## Exercise description
Scan the listing below and copy each line holding the word "plural".

## Records to process
------------------------------------------------------------------------

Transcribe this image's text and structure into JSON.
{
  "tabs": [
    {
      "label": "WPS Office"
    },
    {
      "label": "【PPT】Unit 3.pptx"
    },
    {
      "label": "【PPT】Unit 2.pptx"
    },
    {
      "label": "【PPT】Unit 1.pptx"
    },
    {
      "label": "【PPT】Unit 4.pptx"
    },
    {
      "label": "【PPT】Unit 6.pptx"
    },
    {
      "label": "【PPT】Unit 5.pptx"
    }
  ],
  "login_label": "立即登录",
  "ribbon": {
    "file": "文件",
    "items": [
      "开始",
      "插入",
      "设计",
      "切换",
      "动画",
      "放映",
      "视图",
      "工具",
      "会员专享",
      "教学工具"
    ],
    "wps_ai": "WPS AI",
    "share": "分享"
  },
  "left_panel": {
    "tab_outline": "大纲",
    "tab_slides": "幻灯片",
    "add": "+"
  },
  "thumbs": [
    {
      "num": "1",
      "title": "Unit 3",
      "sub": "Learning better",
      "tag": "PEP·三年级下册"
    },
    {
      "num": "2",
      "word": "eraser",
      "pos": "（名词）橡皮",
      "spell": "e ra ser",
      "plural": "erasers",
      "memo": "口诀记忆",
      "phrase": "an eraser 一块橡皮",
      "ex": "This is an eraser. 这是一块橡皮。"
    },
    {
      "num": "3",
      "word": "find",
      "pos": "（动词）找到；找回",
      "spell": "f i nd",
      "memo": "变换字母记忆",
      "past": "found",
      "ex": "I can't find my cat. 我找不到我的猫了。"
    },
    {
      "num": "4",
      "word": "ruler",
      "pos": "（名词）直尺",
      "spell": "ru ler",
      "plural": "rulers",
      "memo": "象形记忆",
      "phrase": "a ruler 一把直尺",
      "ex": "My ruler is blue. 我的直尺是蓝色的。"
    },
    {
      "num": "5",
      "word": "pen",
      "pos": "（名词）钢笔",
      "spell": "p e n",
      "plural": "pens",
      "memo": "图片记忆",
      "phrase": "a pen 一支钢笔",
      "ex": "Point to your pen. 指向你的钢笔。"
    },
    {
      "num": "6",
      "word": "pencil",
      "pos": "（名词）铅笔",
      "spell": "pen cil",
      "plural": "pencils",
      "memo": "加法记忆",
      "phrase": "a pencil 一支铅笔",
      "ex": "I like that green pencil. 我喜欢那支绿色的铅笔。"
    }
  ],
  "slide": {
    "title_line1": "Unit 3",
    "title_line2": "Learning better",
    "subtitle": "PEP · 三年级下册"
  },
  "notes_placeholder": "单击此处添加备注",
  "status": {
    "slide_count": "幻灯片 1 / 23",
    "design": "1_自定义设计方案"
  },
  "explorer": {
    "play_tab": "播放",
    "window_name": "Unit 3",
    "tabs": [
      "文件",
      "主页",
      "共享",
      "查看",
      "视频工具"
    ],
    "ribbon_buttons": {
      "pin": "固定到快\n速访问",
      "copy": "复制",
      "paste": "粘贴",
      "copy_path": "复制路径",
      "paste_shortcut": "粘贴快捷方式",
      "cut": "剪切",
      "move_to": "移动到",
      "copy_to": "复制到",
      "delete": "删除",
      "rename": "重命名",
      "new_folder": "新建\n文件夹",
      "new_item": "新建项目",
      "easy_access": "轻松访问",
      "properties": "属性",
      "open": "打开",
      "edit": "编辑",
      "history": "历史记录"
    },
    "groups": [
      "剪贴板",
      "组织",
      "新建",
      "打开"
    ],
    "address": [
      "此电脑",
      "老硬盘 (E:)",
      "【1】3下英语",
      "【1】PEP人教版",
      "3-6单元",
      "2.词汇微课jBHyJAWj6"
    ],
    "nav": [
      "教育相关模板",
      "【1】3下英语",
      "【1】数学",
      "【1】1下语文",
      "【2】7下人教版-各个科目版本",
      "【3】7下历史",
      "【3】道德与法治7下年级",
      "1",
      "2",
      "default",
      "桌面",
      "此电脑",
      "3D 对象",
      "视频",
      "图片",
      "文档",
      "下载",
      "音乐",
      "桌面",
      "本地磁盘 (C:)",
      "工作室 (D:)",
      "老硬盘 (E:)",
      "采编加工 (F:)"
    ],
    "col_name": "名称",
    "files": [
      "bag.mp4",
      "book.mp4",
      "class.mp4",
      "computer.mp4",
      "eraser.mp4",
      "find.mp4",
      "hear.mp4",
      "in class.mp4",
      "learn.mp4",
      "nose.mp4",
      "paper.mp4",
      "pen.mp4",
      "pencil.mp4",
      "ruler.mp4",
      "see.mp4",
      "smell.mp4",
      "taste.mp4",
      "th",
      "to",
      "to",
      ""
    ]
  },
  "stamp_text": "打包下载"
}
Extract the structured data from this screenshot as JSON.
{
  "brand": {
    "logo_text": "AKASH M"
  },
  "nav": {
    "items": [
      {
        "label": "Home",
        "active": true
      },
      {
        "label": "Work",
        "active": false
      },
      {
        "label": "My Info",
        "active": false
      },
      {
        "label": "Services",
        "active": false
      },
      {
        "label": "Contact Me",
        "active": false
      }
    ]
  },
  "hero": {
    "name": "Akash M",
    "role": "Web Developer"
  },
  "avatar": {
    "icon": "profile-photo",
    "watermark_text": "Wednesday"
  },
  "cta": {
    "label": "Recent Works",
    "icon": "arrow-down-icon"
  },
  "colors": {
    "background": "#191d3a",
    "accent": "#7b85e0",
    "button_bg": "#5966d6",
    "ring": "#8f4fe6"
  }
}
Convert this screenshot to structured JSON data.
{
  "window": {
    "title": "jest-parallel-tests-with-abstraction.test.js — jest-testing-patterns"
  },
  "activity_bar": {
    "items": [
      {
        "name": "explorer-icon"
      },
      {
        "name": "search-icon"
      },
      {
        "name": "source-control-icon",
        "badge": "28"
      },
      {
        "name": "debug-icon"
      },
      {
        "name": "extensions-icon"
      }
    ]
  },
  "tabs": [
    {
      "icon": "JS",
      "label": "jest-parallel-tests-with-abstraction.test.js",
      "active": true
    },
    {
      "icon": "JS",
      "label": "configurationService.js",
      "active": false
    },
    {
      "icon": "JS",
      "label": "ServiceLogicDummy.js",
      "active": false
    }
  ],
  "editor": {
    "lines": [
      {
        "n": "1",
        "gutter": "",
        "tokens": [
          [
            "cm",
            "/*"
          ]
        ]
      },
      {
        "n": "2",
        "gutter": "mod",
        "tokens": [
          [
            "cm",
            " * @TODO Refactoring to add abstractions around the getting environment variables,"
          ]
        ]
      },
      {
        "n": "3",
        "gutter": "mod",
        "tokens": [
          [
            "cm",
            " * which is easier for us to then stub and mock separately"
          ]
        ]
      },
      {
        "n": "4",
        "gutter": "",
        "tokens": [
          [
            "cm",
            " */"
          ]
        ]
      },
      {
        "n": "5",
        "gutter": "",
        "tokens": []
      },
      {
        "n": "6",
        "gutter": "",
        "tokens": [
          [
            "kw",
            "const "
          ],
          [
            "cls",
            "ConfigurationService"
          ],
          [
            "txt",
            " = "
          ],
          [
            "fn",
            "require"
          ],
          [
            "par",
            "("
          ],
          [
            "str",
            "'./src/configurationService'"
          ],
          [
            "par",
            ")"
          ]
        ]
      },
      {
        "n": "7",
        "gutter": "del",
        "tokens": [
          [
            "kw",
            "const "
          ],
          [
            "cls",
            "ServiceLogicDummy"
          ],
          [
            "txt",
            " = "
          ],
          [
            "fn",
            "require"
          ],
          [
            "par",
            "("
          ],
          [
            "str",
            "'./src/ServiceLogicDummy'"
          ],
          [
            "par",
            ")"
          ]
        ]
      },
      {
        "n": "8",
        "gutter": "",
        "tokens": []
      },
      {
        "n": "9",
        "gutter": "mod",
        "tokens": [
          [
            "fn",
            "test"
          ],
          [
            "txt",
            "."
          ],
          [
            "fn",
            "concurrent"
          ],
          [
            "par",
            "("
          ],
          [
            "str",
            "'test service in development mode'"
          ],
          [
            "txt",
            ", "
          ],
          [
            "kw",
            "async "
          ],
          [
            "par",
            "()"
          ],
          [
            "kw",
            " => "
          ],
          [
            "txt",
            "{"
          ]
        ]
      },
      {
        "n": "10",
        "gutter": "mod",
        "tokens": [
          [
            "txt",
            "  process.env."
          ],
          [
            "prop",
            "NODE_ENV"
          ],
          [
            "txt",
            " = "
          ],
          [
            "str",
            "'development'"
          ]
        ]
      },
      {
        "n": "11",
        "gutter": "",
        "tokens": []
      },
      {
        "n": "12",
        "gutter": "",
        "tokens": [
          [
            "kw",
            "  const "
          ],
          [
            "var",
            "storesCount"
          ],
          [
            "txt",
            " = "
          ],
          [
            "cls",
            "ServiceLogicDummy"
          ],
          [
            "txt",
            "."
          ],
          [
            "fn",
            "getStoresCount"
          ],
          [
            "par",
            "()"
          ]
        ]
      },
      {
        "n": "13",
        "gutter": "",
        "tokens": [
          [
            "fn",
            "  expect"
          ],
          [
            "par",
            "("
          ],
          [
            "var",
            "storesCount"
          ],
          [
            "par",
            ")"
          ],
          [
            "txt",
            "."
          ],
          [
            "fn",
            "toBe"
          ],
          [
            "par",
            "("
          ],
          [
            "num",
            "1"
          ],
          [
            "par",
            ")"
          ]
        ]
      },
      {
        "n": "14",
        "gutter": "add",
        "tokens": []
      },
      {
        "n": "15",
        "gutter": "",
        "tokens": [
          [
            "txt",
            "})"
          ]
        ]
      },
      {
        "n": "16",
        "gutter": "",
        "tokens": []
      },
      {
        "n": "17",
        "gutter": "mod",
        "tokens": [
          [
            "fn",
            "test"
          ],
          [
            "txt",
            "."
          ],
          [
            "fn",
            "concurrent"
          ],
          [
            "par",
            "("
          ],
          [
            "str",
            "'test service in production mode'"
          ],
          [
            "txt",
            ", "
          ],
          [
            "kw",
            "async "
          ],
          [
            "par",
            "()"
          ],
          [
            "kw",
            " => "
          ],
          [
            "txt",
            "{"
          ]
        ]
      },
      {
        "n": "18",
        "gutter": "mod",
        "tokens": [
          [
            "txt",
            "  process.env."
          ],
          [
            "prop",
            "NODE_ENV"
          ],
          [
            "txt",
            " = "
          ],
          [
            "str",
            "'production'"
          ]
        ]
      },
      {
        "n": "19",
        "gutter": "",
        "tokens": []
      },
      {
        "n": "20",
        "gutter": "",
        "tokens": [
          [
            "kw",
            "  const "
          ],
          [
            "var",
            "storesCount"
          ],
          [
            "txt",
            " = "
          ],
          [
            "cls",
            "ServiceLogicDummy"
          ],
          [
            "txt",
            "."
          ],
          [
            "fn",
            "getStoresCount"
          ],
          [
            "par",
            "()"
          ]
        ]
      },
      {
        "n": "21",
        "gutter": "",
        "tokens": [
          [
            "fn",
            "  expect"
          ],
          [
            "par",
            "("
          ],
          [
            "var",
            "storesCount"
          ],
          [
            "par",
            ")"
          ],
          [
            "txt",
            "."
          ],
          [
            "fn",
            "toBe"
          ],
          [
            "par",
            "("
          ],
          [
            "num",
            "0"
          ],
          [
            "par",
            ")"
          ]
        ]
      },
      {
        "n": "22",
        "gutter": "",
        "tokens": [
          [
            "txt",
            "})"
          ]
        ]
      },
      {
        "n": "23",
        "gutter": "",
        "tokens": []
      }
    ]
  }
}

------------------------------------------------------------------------

## Solution to this task
      "plural": "erasers",
      "plural": "rulers",
      "plural": "pens",
      "plural": "pencils",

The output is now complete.